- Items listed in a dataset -
+ + + + + + +

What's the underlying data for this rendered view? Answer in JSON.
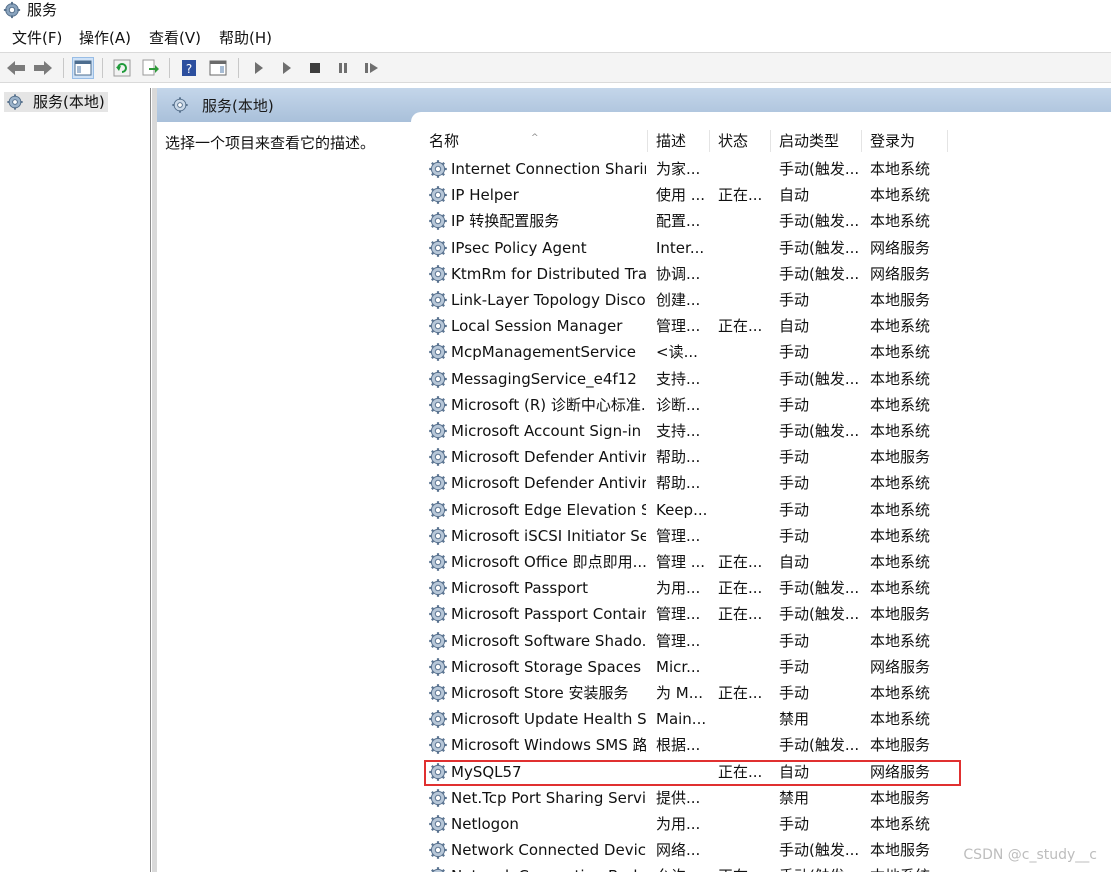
{
  "window": {
    "title": "服务"
  },
  "menu": [
    "文件(F)",
    "操作(A)",
    "查看(V)",
    "帮助(H)"
  ],
  "toolbar": {
    "buttons": [
      "back-icon",
      "forward-icon",
      "show-hide-console-tree-icon",
      "refresh-icon",
      "export-list-icon",
      "help-icon",
      "properties-pane-icon",
      "start-service-icon",
      "start-service-alt-icon",
      "stop-service-icon",
      "pause-service-icon",
      "resume-service-icon"
    ]
  },
  "tree": {
    "item_label": "服务(本地)"
  },
  "pane": {
    "header_label": "服务(本地)",
    "description_prompt": "选择一个项目来查看它的描述。"
  },
  "columns": [
    "名称",
    "描述",
    "状态",
    "启动类型",
    "登录为"
  ],
  "rows": [
    {
      "name": "Internet Connection Sharin...",
      "desc": "为家...",
      "state": "",
      "start": "手动(触发...",
      "logon": "本地系统"
    },
    {
      "name": "IP Helper",
      "desc": "使用 ...",
      "state": "正在...",
      "start": "自动",
      "logon": "本地系统"
    },
    {
      "name": "IP 转换配置服务",
      "desc": "配置...",
      "state": "",
      "start": "手动(触发...",
      "logon": "本地系统"
    },
    {
      "name": "IPsec Policy Agent",
      "desc": "Inter...",
      "state": "",
      "start": "手动(触发...",
      "logon": "网络服务"
    },
    {
      "name": "KtmRm for Distributed Tra...",
      "desc": "协调...",
      "state": "",
      "start": "手动(触发...",
      "logon": "网络服务"
    },
    {
      "name": "Link-Layer Topology Disco...",
      "desc": "创建...",
      "state": "",
      "start": "手动",
      "logon": "本地服务"
    },
    {
      "name": "Local Session Manager",
      "desc": "管理...",
      "state": "正在...",
      "start": "自动",
      "logon": "本地系统"
    },
    {
      "name": "McpManagementService",
      "desc": "<读...",
      "state": "",
      "start": "手动",
      "logon": "本地系统"
    },
    {
      "name": "MessagingService_e4f12",
      "desc": "支持...",
      "state": "",
      "start": "手动(触发...",
      "logon": "本地系统"
    },
    {
      "name": "Microsoft (R) 诊断中心标准...",
      "desc": "诊断...",
      "state": "",
      "start": "手动",
      "logon": "本地系统"
    },
    {
      "name": "Microsoft Account Sign-in ...",
      "desc": "支持...",
      "state": "",
      "start": "手动(触发...",
      "logon": "本地系统"
    },
    {
      "name": "Microsoft Defender Antivir...",
      "desc": "帮助...",
      "state": "",
      "start": "手动",
      "logon": "本地服务"
    },
    {
      "name": "Microsoft Defender Antivir...",
      "desc": "帮助...",
      "state": "",
      "start": "手动",
      "logon": "本地系统"
    },
    {
      "name": "Microsoft Edge Elevation S...",
      "desc": "Keep...",
      "state": "",
      "start": "手动",
      "logon": "本地系统"
    },
    {
      "name": "Microsoft iSCSI Initiator Ser...",
      "desc": "管理...",
      "state": "",
      "start": "手动",
      "logon": "本地系统"
    },
    {
      "name": "Microsoft Office 即点即用...",
      "desc": "管理 ...",
      "state": "正在...",
      "start": "自动",
      "logon": "本地系统"
    },
    {
      "name": "Microsoft Passport",
      "desc": "为用...",
      "state": "正在...",
      "start": "手动(触发...",
      "logon": "本地系统"
    },
    {
      "name": "Microsoft Passport Container",
      "desc": "管理...",
      "state": "正在...",
      "start": "手动(触发...",
      "logon": "本地服务"
    },
    {
      "name": "Microsoft Software Shado...",
      "desc": "管理...",
      "state": "",
      "start": "手动",
      "logon": "本地系统"
    },
    {
      "name": "Microsoft Storage Spaces S...",
      "desc": "Micr...",
      "state": "",
      "start": "手动",
      "logon": "网络服务"
    },
    {
      "name": "Microsoft Store 安装服务",
      "desc": "为 M...",
      "state": "正在...",
      "start": "手动",
      "logon": "本地系统"
    },
    {
      "name": "Microsoft Update Health S...",
      "desc": "Main...",
      "state": "",
      "start": "禁用",
      "logon": "本地系统"
    },
    {
      "name": "Microsoft Windows SMS 路...",
      "desc": "根据...",
      "state": "",
      "start": "手动(触发...",
      "logon": "本地服务"
    },
    {
      "name": "MySQL57",
      "desc": "",
      "state": "正在...",
      "start": "自动",
      "logon": "网络服务"
    },
    {
      "name": "Net.Tcp Port Sharing Service",
      "desc": "提供...",
      "state": "",
      "start": "禁用",
      "logon": "本地服务"
    },
    {
      "name": "Netlogon",
      "desc": "为用...",
      "state": "",
      "start": "手动",
      "logon": "本地系统"
    },
    {
      "name": "Network Connected Devic...",
      "desc": "网络...",
      "state": "",
      "start": "手动(触发...",
      "logon": "本地服务"
    },
    {
      "name": "Network Connection Broker",
      "desc": "允许...",
      "state": "正在...",
      "start": "手动(触发...",
      "logon": "本地系统"
    }
  ],
  "highlighted_row": "MySQL57",
  "watermark": "CSDN @c_study__c",
  "colors": {
    "highlight_border": "#e03030",
    "header_band": "#b5c9e0",
    "selected_tree": "#e5e5e5"
  }
}
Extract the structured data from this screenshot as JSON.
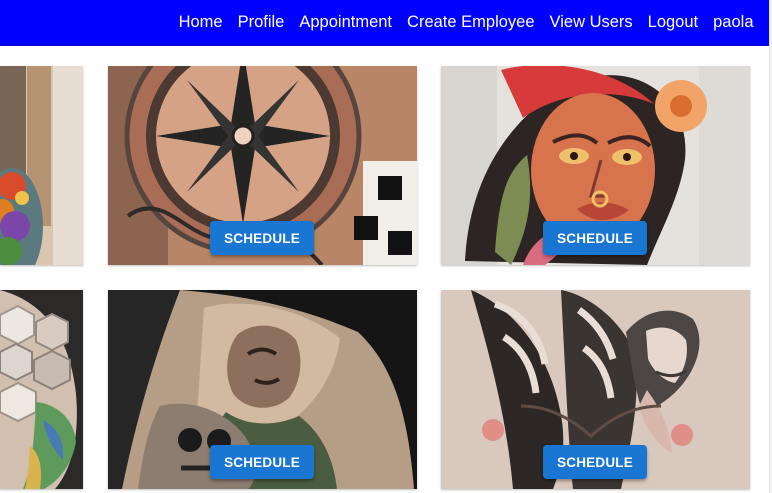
{
  "navbar": {
    "background": "#0000ff",
    "links": [
      {
        "label": "Home"
      },
      {
        "label": "Profile"
      },
      {
        "label": "Appointment"
      },
      {
        "label": "Create Employee"
      },
      {
        "label": "View Users"
      },
      {
        "label": "Logout"
      },
      {
        "label": "paola"
      }
    ]
  },
  "gallery": {
    "button_color": "#1976d2",
    "schedule_label": "SCHEDULE"
  }
}
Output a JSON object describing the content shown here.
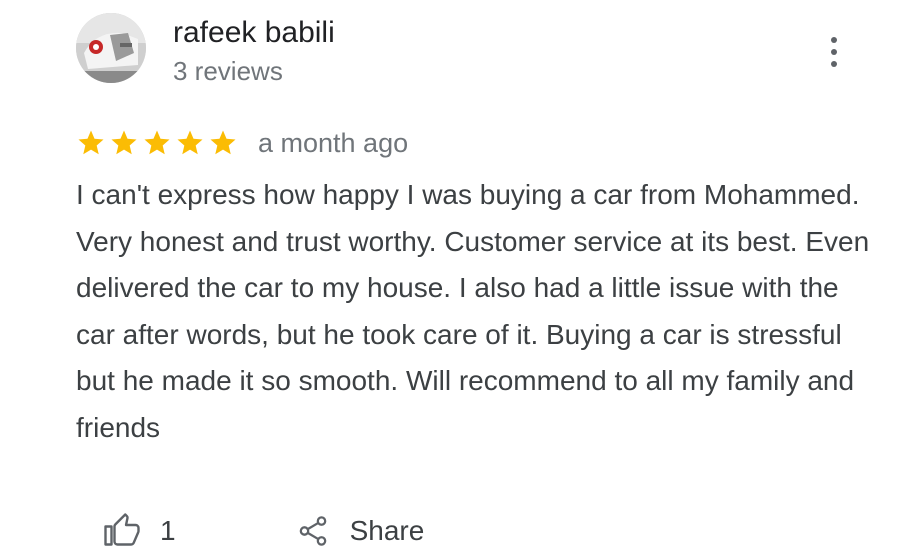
{
  "reviewer": {
    "name": "rafeek babili",
    "review_count": "3 reviews"
  },
  "review": {
    "rating": 5,
    "rating_max": 5,
    "date": "a month ago",
    "text": "I can't express how happy I was buying a car from Mohammed. Very honest and trust worthy. Customer service at its best. Even delivered the car to my house. I also had a little issue with the car after words, but he took care of it. Buying a car is stressful but he made it so smooth. Will recommend to all my family and friends"
  },
  "actions": {
    "like_count": "1",
    "share_label": "Share"
  },
  "colors": {
    "star": "#fbbc04",
    "icon": "#5f6368",
    "name_text": "#202124",
    "secondary_text": "#70757a",
    "body_text": "#3c4043"
  },
  "icons": {
    "more": "more-vert-icon",
    "like": "thumb-up-icon",
    "share": "share-icon",
    "star": "star-icon"
  }
}
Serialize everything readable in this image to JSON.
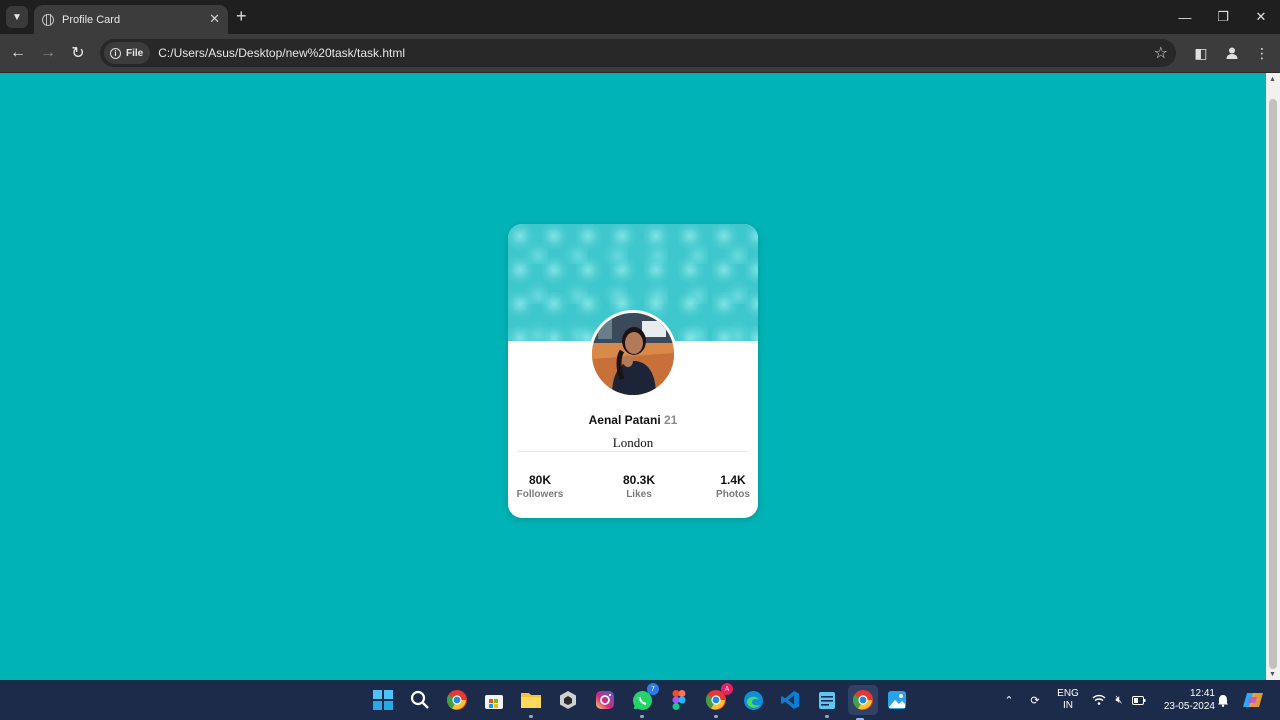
{
  "browser": {
    "tab_title": "Profile Card",
    "site_chip": "File",
    "url": "C:/Users/Asus/Desktop/new%20task/task.html"
  },
  "profile": {
    "name": "Aenal Patani",
    "age": "21",
    "city": "London",
    "stats": [
      {
        "value": "80K",
        "label": "Followers"
      },
      {
        "value": "80.3K",
        "label": "Likes"
      },
      {
        "value": "1.4K",
        "label": "Photos"
      }
    ]
  },
  "colors": {
    "page_background": "#00b3b6",
    "card_background": "#ffffff",
    "cover": "#3ec7cc"
  },
  "taskbar": {
    "icons": [
      "windows-start-icon",
      "search-icon",
      "chrome-icon",
      "microsoft-store-icon",
      "file-explorer-icon",
      "unity-icon",
      "instagram-icon",
      "whatsapp-icon",
      "figma-icon",
      "chrome-profile-icon",
      "edge-icon",
      "vscode-icon",
      "notepad-icon",
      "chrome-active-icon",
      "photos-icon"
    ],
    "whatsapp_badge": "7",
    "chrome_profile_badge": "A",
    "language_top": "ENG",
    "language_bottom": "IN",
    "time": "12:41",
    "date": "23-05-2024"
  }
}
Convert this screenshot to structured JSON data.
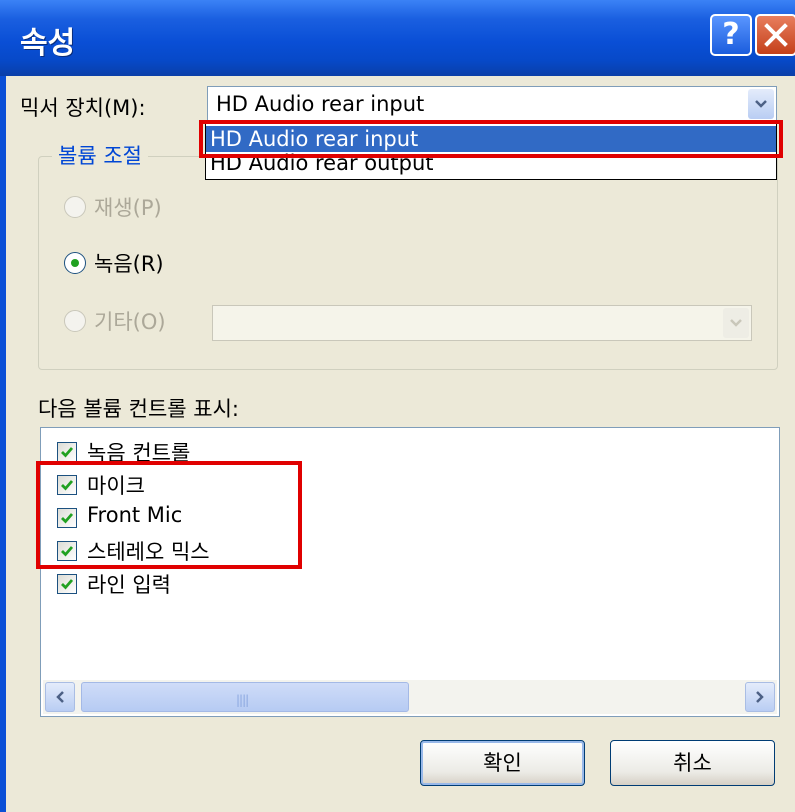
{
  "window": {
    "title": "속성",
    "help_glyph": "?"
  },
  "mixer": {
    "label": "믹서 장치(M):",
    "selected_value": "HD Audio rear input",
    "options": [
      "HD Audio rear input",
      "HD Audio rear output"
    ],
    "highlighted_option": "HD Audio rear input"
  },
  "volume_group": {
    "title": "볼륨 조절",
    "radios": [
      {
        "label": "재생(P)",
        "enabled": false,
        "checked": false
      },
      {
        "label": "녹음(R)",
        "enabled": true,
        "checked": true
      },
      {
        "label": "기타(O)",
        "enabled": false,
        "checked": false
      }
    ],
    "other_combo_value": ""
  },
  "controls": {
    "label": "다음 볼륨 컨트롤 표시:",
    "items": [
      {
        "label": "녹음 컨트롤",
        "checked": true
      },
      {
        "label": "마이크",
        "checked": true
      },
      {
        "label": "Front Mic",
        "checked": true
      },
      {
        "label": "스테레오 믹스",
        "checked": true
      },
      {
        "label": "라인 입력",
        "checked": true
      }
    ]
  },
  "buttons": {
    "ok": "확인",
    "cancel": "취소"
  },
  "colors": {
    "titlebar": "#0a4fd6",
    "highlight": "#316ac5",
    "annotation_red": "#e00000",
    "dialog_bg": "#ece9d8",
    "checkmark": "#21a121"
  }
}
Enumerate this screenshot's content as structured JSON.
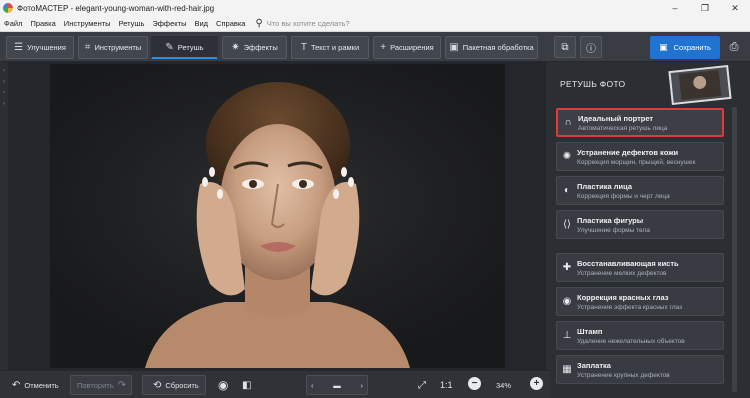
{
  "window": {
    "app_name": "ФотоМАСТЕР",
    "separator": " - ",
    "file_name": "elegant-young-woman-with-red-hair.jpg",
    "controls": [
      "–",
      "❐",
      "✕"
    ]
  },
  "menu": {
    "items": [
      "Файл",
      "Правка",
      "Инструменты",
      "Ретушь",
      "Эффекты",
      "Вид",
      "Справка"
    ],
    "search_placeholder": "Что вы хотите сделать?"
  },
  "toolbar": {
    "tabs": [
      {
        "label": "Улучшения",
        "icon": "sliders-icon",
        "glyph": "☰",
        "active": false
      },
      {
        "label": "Инструменты",
        "icon": "crop-icon",
        "glyph": "⌗",
        "active": false
      },
      {
        "label": "Ретушь",
        "icon": "brush-icon",
        "glyph": "✎",
        "active": true
      },
      {
        "label": "Эффекты",
        "icon": "sparkle-icon",
        "glyph": "✷",
        "active": false
      },
      {
        "label": "Текст и рамки",
        "icon": "text-icon",
        "glyph": "T",
        "active": false
      },
      {
        "label": "Расширения",
        "icon": "plus-icon",
        "glyph": "+",
        "active": false
      },
      {
        "label": "Пакетная обработка",
        "icon": "batch-icon",
        "glyph": "▣",
        "active": false
      }
    ],
    "save_label": "Сохранить",
    "accent_color": "#1f73d1"
  },
  "panel": {
    "title": "РЕТУШЬ ФОТО",
    "group1": [
      {
        "title": "Идеальный портрет",
        "subtitle": "Автоматическая ретушь лица",
        "icon": "portrait-icon",
        "glyph": "∩",
        "selected": true
      },
      {
        "title": "Устранение дефектов кожи",
        "subtitle": "Коррекция морщин, прыщей, веснушек",
        "icon": "skin-defects-icon",
        "glyph": "✺",
        "selected": false
      },
      {
        "title": "Пластика лица",
        "subtitle": "Коррекция формы и черт лица",
        "icon": "face-shape-icon",
        "glyph": "◐",
        "selected": false
      },
      {
        "title": "Пластика фигуры",
        "subtitle": "Улучшение формы тела",
        "icon": "body-shape-icon",
        "glyph": "⟨⟩",
        "selected": false
      }
    ],
    "group2": [
      {
        "title": "Восстанавливающая кисть",
        "subtitle": "Устранение мелких дефектов",
        "icon": "healing-brush-icon",
        "glyph": "✚",
        "selected": false
      },
      {
        "title": "Коррекция красных глаз",
        "subtitle": "Устранение эффекта красных глаз",
        "icon": "red-eye-icon",
        "glyph": "◉",
        "selected": false
      },
      {
        "title": "Штамп",
        "subtitle": "Удаление нежелательных объектов",
        "icon": "stamp-icon",
        "glyph": "⊥",
        "selected": false
      },
      {
        "title": "Заплатка",
        "subtitle": "Устранение крупных дефектов",
        "icon": "patch-icon",
        "glyph": "▦",
        "selected": false
      }
    ],
    "selected_border_color": "#e03b3b"
  },
  "bottom": {
    "undo_label": "Отменить",
    "redo_label": "Повторить",
    "reset_label": "Сбросить",
    "ratio_label": "1:1",
    "zoom": "34%"
  }
}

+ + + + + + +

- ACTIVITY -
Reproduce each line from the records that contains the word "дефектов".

- ANSWER TO THE PROBLEM -
        "title": "Устранение дефектов кожи",
        "subtitle": "Устранение мелких дефектов",
        "subtitle": "Устранение крупных дефектов",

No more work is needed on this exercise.